__ACTIVITY__. Set down every entry exactly as it stands, omitting any picture.

(Excerpts from an interface dataset)

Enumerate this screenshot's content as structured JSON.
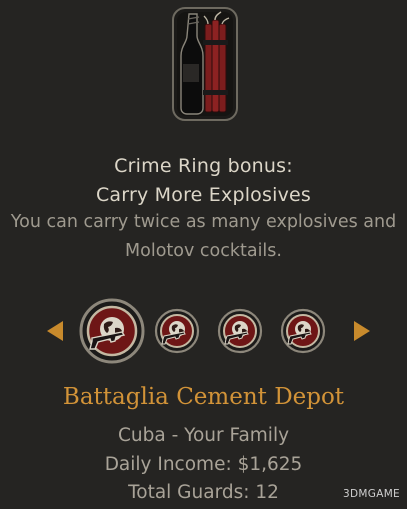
{
  "bonus": {
    "icon": "explosives-icon",
    "title_line1": "Crime Ring bonus:",
    "title_line2": "Carry More Explosives",
    "desc_line1": "You can carry twice as many explosives and",
    "desc_line2": "Molotov cocktails."
  },
  "carousel": {
    "prev_icon": "arrow-left-icon",
    "next_icon": "arrow-right-icon",
    "items": [
      {
        "icon": "racket-globe-gun-icon",
        "selected": true
      },
      {
        "icon": "racket-globe-gun-icon",
        "selected": false
      },
      {
        "icon": "racket-globe-gun-icon",
        "selected": false
      },
      {
        "icon": "racket-globe-gun-icon",
        "selected": false
      }
    ]
  },
  "venue": {
    "name": "Battaglia Cement Depot",
    "owner": "Cuba - Your Family",
    "income": "Daily Income: $1,625",
    "guards": "Total Guards: 12"
  },
  "watermark": "3DMGAME",
  "colors": {
    "background": "#252422",
    "accent_gold": "#d29338",
    "arrow": "#c88a2c",
    "emblem_red": "#6e1616"
  }
}
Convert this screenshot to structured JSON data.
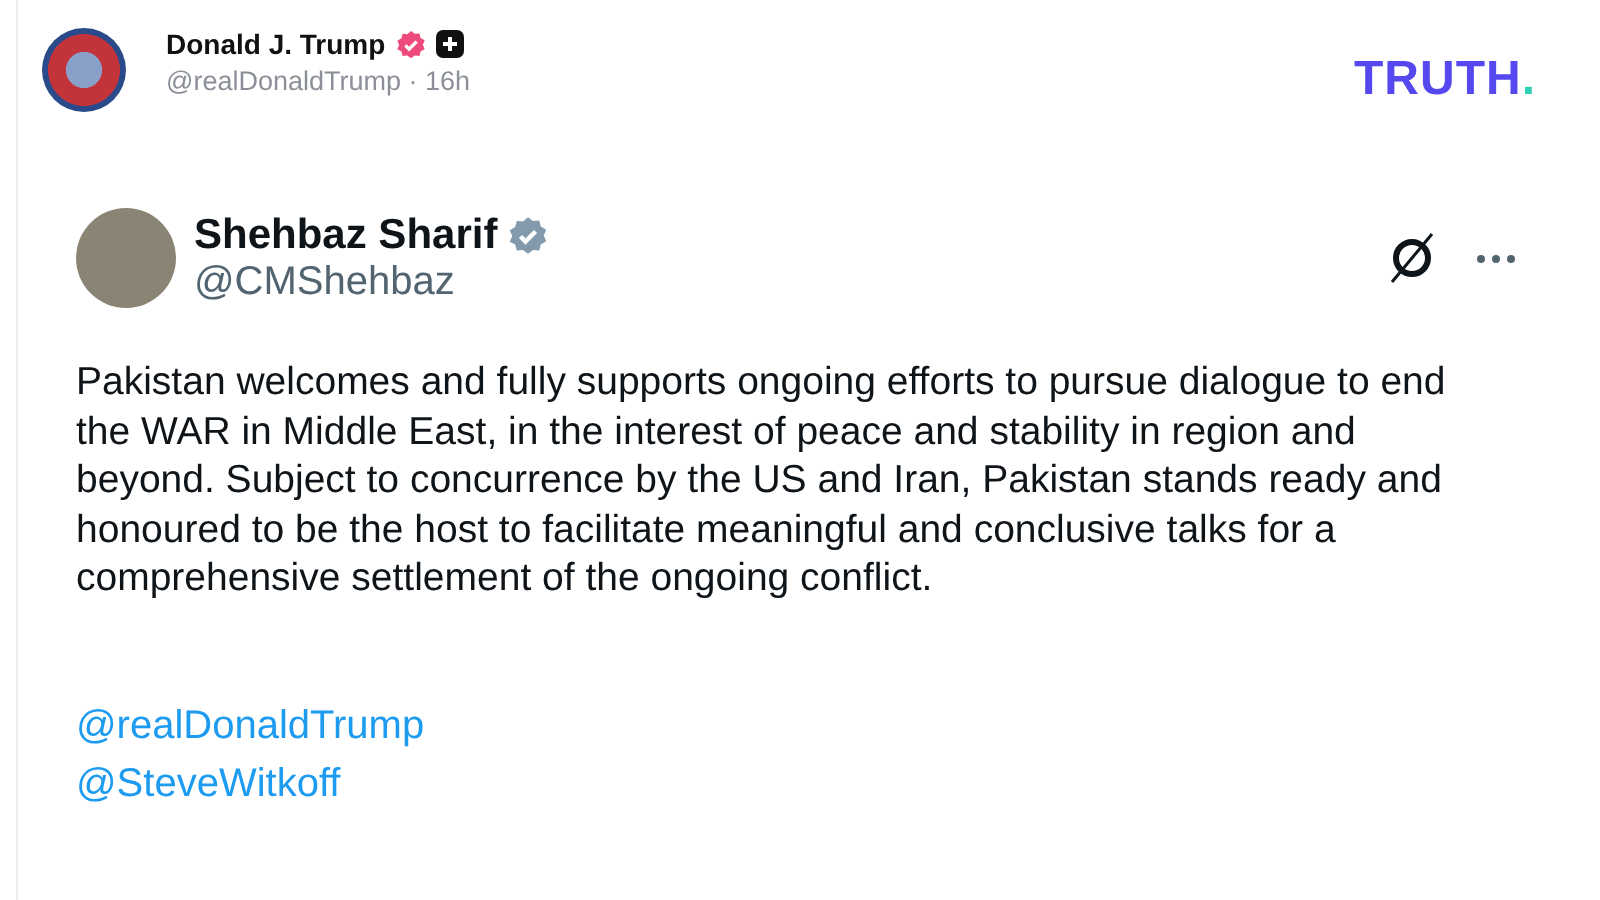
{
  "post": {
    "author": "Donald J. Trump",
    "handle": "@realDonaldTrump",
    "separator": "·",
    "time": "16h",
    "verified": true
  },
  "logo": {
    "text": "TRUTH",
    "dot": "."
  },
  "embedded_post": {
    "author": "Shehbaz Sharif",
    "handle": "@CMShehbaz",
    "verified": true,
    "text": "Pakistan welcomes and fully supports ongoing efforts to pursue dialogue to end the WAR in Middle East, in the interest of peace and stability in region and beyond. Subject to concurrence by the US and Iran, Pakistan stands ready and honoured to be the host to facilitate meaningful and conclusive talks for a comprehensive settlement of the ongoing conflict.",
    "mentions": [
      "@realDonaldTrump",
      "@SteveWitkoff"
    ]
  }
}
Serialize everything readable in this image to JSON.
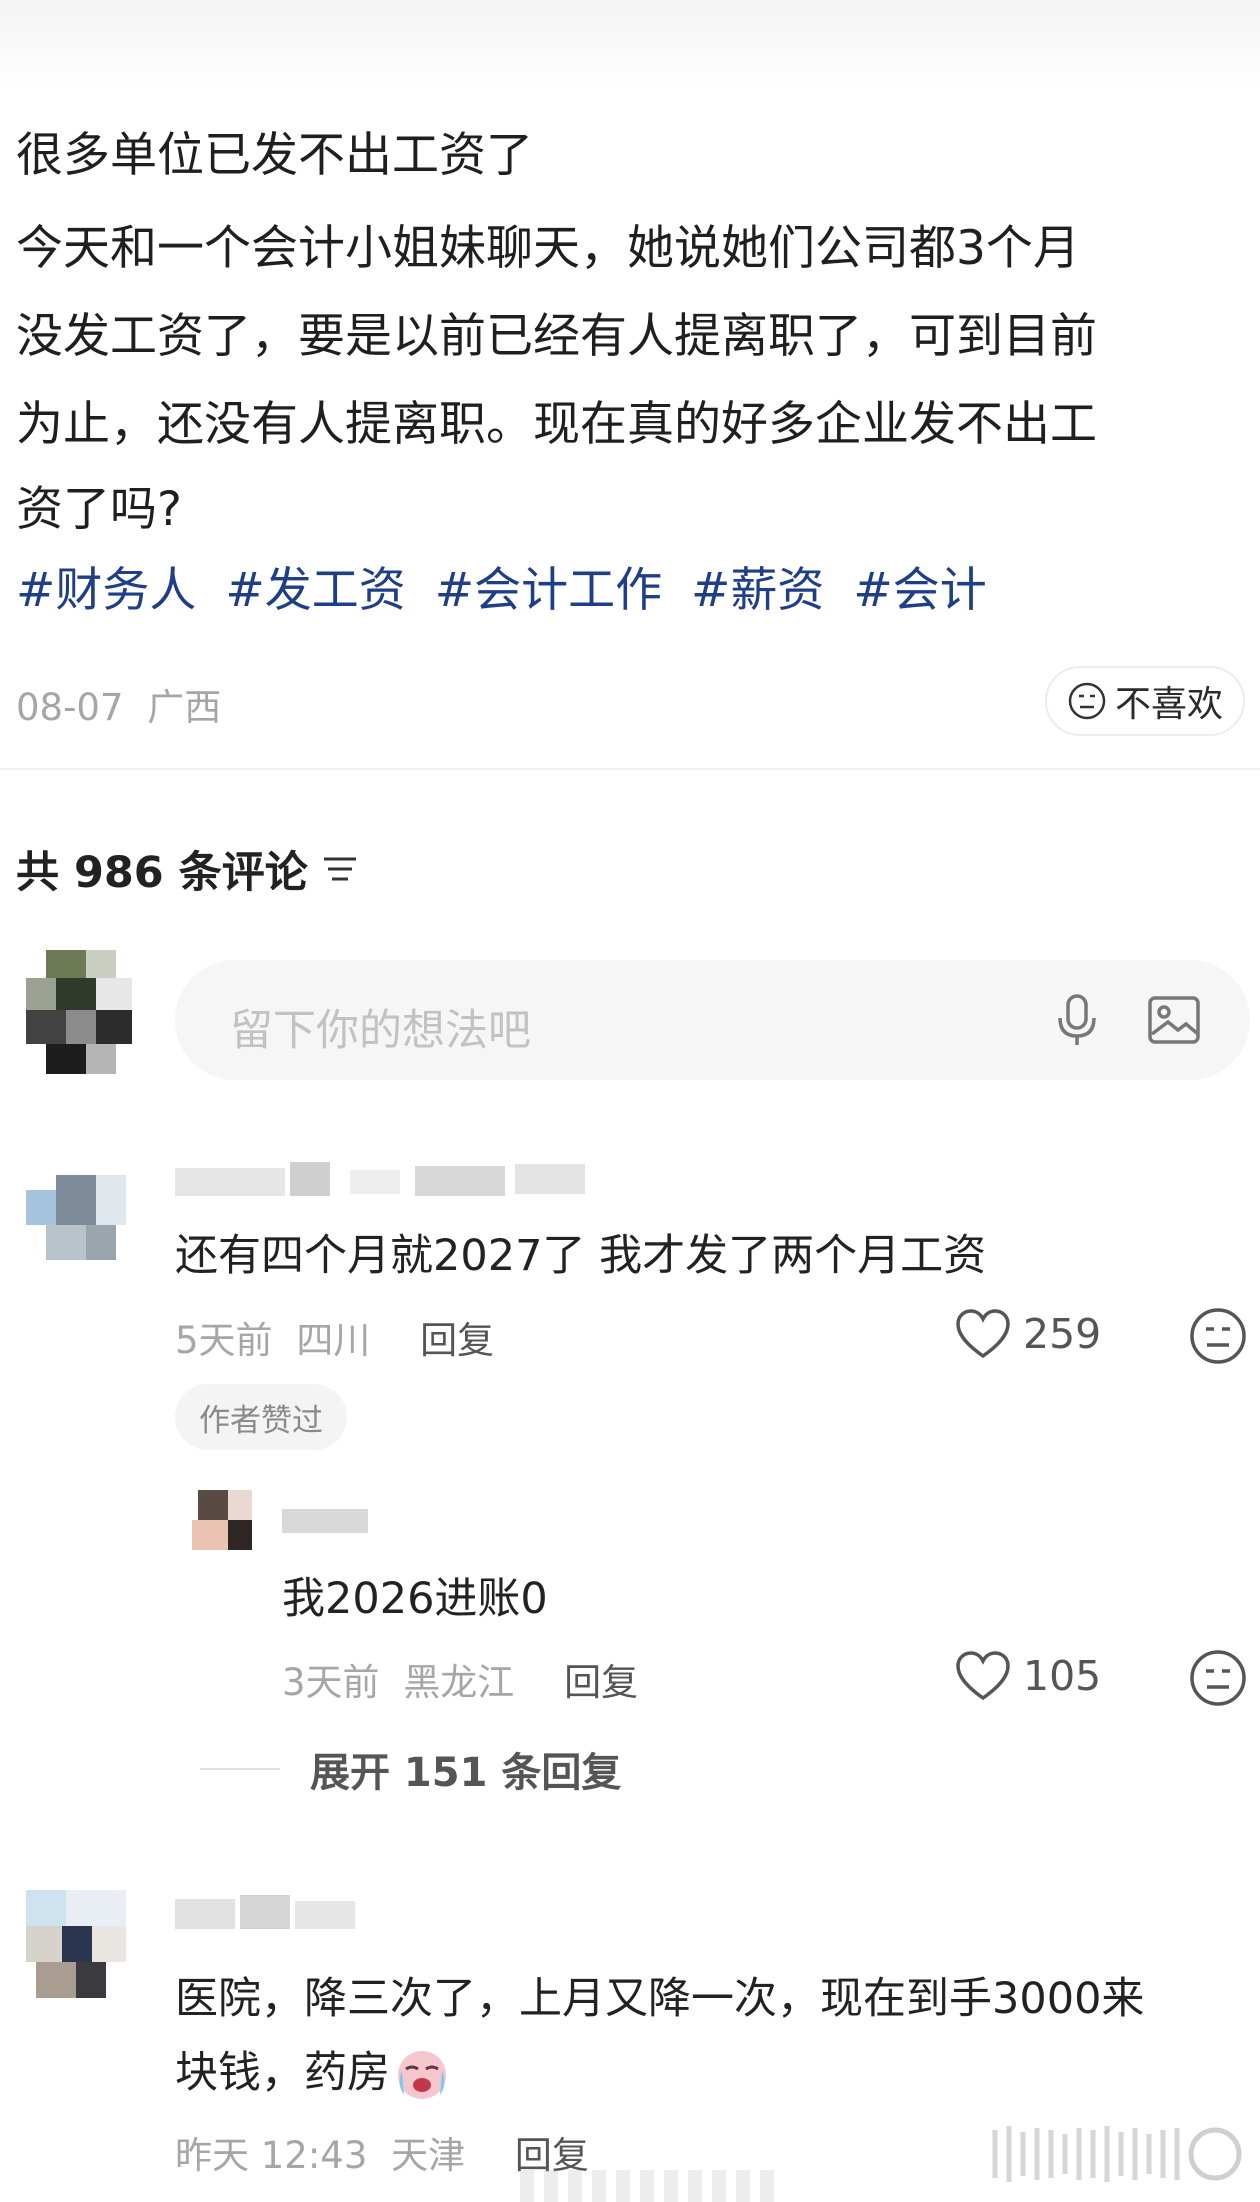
{
  "post": {
    "title": "很多单位已发不出工资了",
    "body_lines": [
      "今天和一个会计小姐妹聊天，她说她们公司都3个月",
      "没发工资了，要是以前已经有人提离职了，可到目前",
      "为止，还没有人提离职。现在真的好多企业发不出工",
      "资了吗?"
    ],
    "tags": [
      "#财务人",
      "#发工资",
      "#会计工作",
      "#薪资",
      "#会计"
    ],
    "date": "08-07",
    "location": "广西",
    "dislike_label": "不喜欢"
  },
  "comments_section": {
    "header": "共 986 条评论",
    "input_placeholder": "留下你的想法吧"
  },
  "comments": [
    {
      "text": "还有四个月就2027了  我才发了两个月工资",
      "time": "5天前",
      "location": "四川",
      "reply_label": "回复",
      "likes": "259",
      "badge": "作者赞过",
      "reply": {
        "text": "我2026进账0",
        "time": "3天前",
        "location": "黑龙江",
        "reply_label": "回复",
        "likes": "105"
      },
      "expand_label": "展开 151 条回复"
    },
    {
      "text_line1": "医院，降三次了，上月又降一次，现在到手3000来",
      "text_line2": "块钱，药房",
      "time": "昨天 12:43",
      "location": "天津",
      "reply_label": "回复"
    }
  ],
  "icons": {
    "sort": "sort-lines-icon",
    "mic": "microphone-icon",
    "image": "image-icon",
    "dislike": "neutral-face-icon",
    "like": "heart-icon",
    "crying_emoji": "crying-face-emoji"
  },
  "colors": {
    "tag": "#1e3f87",
    "meta_gray": "#a6a6a6",
    "input_bg": "#f6f6f6"
  }
}
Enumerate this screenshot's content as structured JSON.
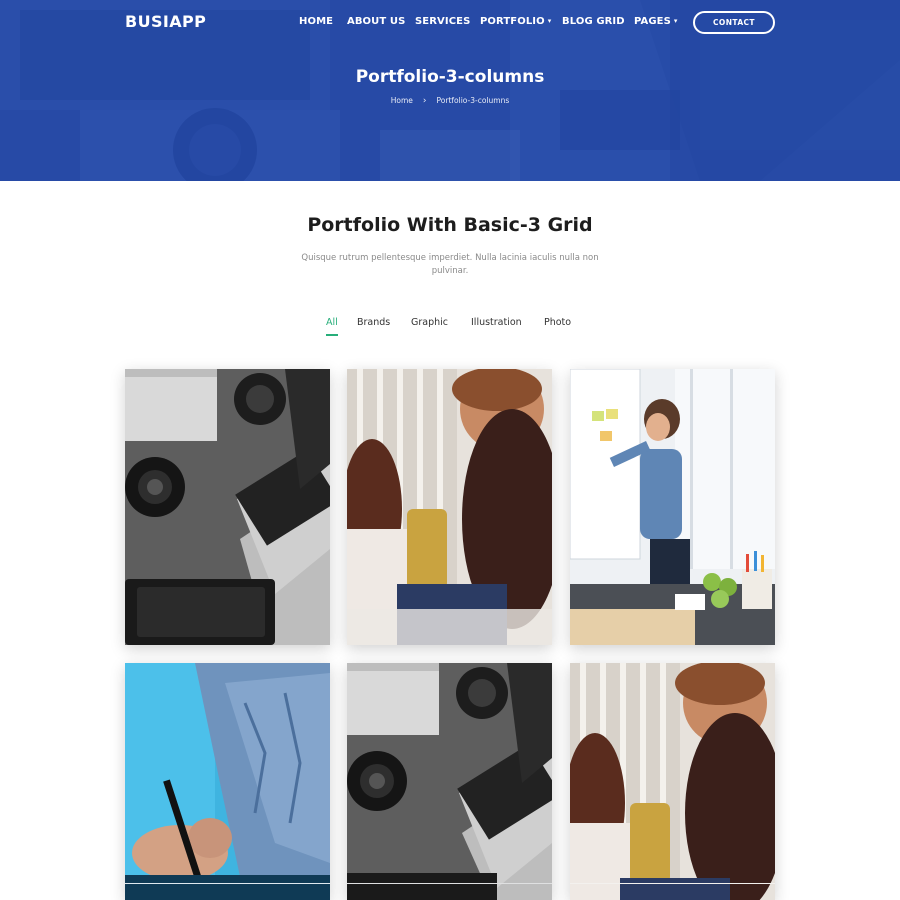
{
  "header": {
    "logo": "BUSIAPP",
    "nav": [
      {
        "label": "HOME",
        "dropdown": false
      },
      {
        "label": "ABOUT US",
        "dropdown": false
      },
      {
        "label": "SERVICES",
        "dropdown": false
      },
      {
        "label": "PORTFOLIO",
        "dropdown": true
      },
      {
        "label": "BLOG GRID",
        "dropdown": false
      },
      {
        "label": "PAGES",
        "dropdown": true
      }
    ],
    "contact_label": "CONTACT",
    "caret_glyph": "▾"
  },
  "hero": {
    "title": "Portfolio-3-columns",
    "breadcrumb": {
      "home": "Home",
      "separator": "›",
      "current": "Portfolio-3-columns"
    }
  },
  "portfolio": {
    "title": "Portfolio With Basic-3 Grid",
    "subtitle": "Quisque rutrum pellentesque imperdiet. Nulla lacinia iaculis nulla non pulvinar.",
    "filters": [
      {
        "label": "All",
        "active": true
      },
      {
        "label": "Brands",
        "active": false
      },
      {
        "label": "Graphic",
        "active": false
      },
      {
        "label": "Illustration",
        "active": false
      },
      {
        "label": "Photo",
        "active": false
      }
    ],
    "items": [
      {
        "image": "laptop-camera-desk-photo"
      },
      {
        "image": "meeting-people-photo"
      },
      {
        "image": "whiteboard-presentation-photo"
      },
      {
        "image": "hand-writing-pen-photo"
      },
      {
        "image": "laptop-camera-desk-photo"
      },
      {
        "image": "meeting-people-photo"
      }
    ]
  },
  "colors": {
    "hero_blue": "#2a4fa8",
    "accent_green": "#27ae7a",
    "title_dark": "#1d1d1d",
    "subtitle_gray": "#8a8a8a"
  }
}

__EXERCISE RESPONSE__.
Enumerate this screenshot's content as structured JSON.
{
  "bonus": {
    "icon": "explosives-icon",
    "title_line1": "Crime Ring bonus:",
    "title_line2": "Carry More Explosives",
    "desc_line1": "You can carry twice as many explosives and",
    "desc_line2": "Molotov cocktails."
  },
  "carousel": {
    "prev_icon": "arrow-left-icon",
    "next_icon": "arrow-right-icon",
    "items": [
      {
        "icon": "racket-globe-gun-icon",
        "selected": true
      },
      {
        "icon": "racket-globe-gun-icon",
        "selected": false
      },
      {
        "icon": "racket-globe-gun-icon",
        "selected": false
      },
      {
        "icon": "racket-globe-gun-icon",
        "selected": false
      }
    ]
  },
  "venue": {
    "name": "Battaglia Cement Depot",
    "owner": "Cuba - Your Family",
    "income": "Daily Income: $1,625",
    "guards": "Total Guards: 12"
  },
  "watermark": "3DMGAME",
  "colors": {
    "background": "#252422",
    "accent_gold": "#d29338",
    "arrow": "#c88a2c",
    "emblem_red": "#6e1616"
  }
}
Convert this screenshot to structured JSON data.
{
  "post": {
    "author": "Donald J. Trump",
    "handle": "@realDonaldTrump",
    "separator": "·",
    "time": "16h",
    "verified": true
  },
  "logo": {
    "text": "TRUTH",
    "dot": "."
  },
  "embedded_post": {
    "author": "Shehbaz Sharif",
    "handle": "@CMShehbaz",
    "verified": true,
    "text": "Pakistan welcomes and fully supports ongoing efforts to pursue dialogue to end the WAR in Middle East, in the interest of peace and stability in region and beyond. Subject to concurrence by the US and Iran, Pakistan stands ready and honoured to be the host to facilitate meaningful and conclusive talks for a comprehensive settlement of the ongoing conflict.",
    "mentions": [
      "@realDonaldTrump",
      "@SteveWitkoff"
    ]
  }
}
Serialize everything readable in this image to JSON.
{
  "post": {
    "title": "很多单位已发不出工资了",
    "body_lines": [
      "今天和一个会计小姐妹聊天，她说她们公司都3个月",
      "没发工资了，要是以前已经有人提离职了，可到目前",
      "为止，还没有人提离职。现在真的好多企业发不出工",
      "资了吗?"
    ],
    "tags": [
      "#财务人",
      "#发工资",
      "#会计工作",
      "#薪资",
      "#会计"
    ],
    "date": "08-07",
    "location": "广西",
    "dislike_label": "不喜欢"
  },
  "comments_section": {
    "header": "共 986 条评论",
    "input_placeholder": "留下你的想法吧"
  },
  "comments": [
    {
      "text": "还有四个月就2027了  我才发了两个月工资",
      "time": "5天前",
      "location": "四川",
      "reply_label": "回复",
      "likes": "259",
      "badge": "作者赞过",
      "reply": {
        "text": "我2026进账0",
        "time": "3天前",
        "location": "黑龙江",
        "reply_label": "回复",
        "likes": "105"
      },
      "expand_label": "展开 151 条回复"
    },
    {
      "text_line1": "医院，降三次了，上月又降一次，现在到手3000来",
      "text_line2": "块钱，药房",
      "time": "昨天 12:43",
      "location": "天津",
      "reply_label": "回复"
    }
  ],
  "icons": {
    "sort": "sort-lines-icon",
    "mic": "microphone-icon",
    "image": "image-icon",
    "dislike": "neutral-face-icon",
    "like": "heart-icon",
    "crying_emoji": "crying-face-emoji"
  },
  "colors": {
    "tag": "#1e3f87",
    "meta_gray": "#a6a6a6",
    "input_bg": "#f6f6f6"
  }
}
Enumerate this screenshot's content as structured JSON.
{
  "header": {
    "logo": "BUSIAPP",
    "nav": [
      {
        "label": "HOME",
        "dropdown": false
      },
      {
        "label": "ABOUT US",
        "dropdown": false
      },
      {
        "label": "SERVICES",
        "dropdown": false
      },
      {
        "label": "PORTFOLIO",
        "dropdown": true
      },
      {
        "label": "BLOG GRID",
        "dropdown": false
      },
      {
        "label": "PAGES",
        "dropdown": true
      }
    ],
    "contact_label": "CONTACT",
    "caret_glyph": "▾"
  },
  "hero": {
    "title": "Portfolio-3-columns",
    "breadcrumb": {
      "home": "Home",
      "separator": "›",
      "current": "Portfolio-3-columns"
    }
  },
  "portfolio": {
    "title": "Portfolio With Basic-3 Grid",
    "subtitle": "Quisque rutrum pellentesque imperdiet. Nulla lacinia iaculis nulla non pulvinar.",
    "filters": [
      {
        "label": "All",
        "active": true
      },
      {
        "label": "Brands",
        "active": false
      },
      {
        "label": "Graphic",
        "active": false
      },
      {
        "label": "Illustration",
        "active": false
      },
      {
        "label": "Photo",
        "active": false
      }
    ],
    "items": [
      {
        "image": "laptop-camera-desk-photo"
      },
      {
        "image": "meeting-people-photo"
      },
      {
        "image": "whiteboard-presentation-photo"
      },
      {
        "image": "hand-writing-pen-photo"
      },
      {
        "image": "laptop-camera-desk-photo"
      },
      {
        "image": "meeting-people-photo"
      }
    ]
  },
  "colors": {
    "hero_blue": "#2a4fa8",
    "accent_green": "#27ae7a",
    "title_dark": "#1d1d1d",
    "subtitle_gray": "#8a8a8a"
  }
}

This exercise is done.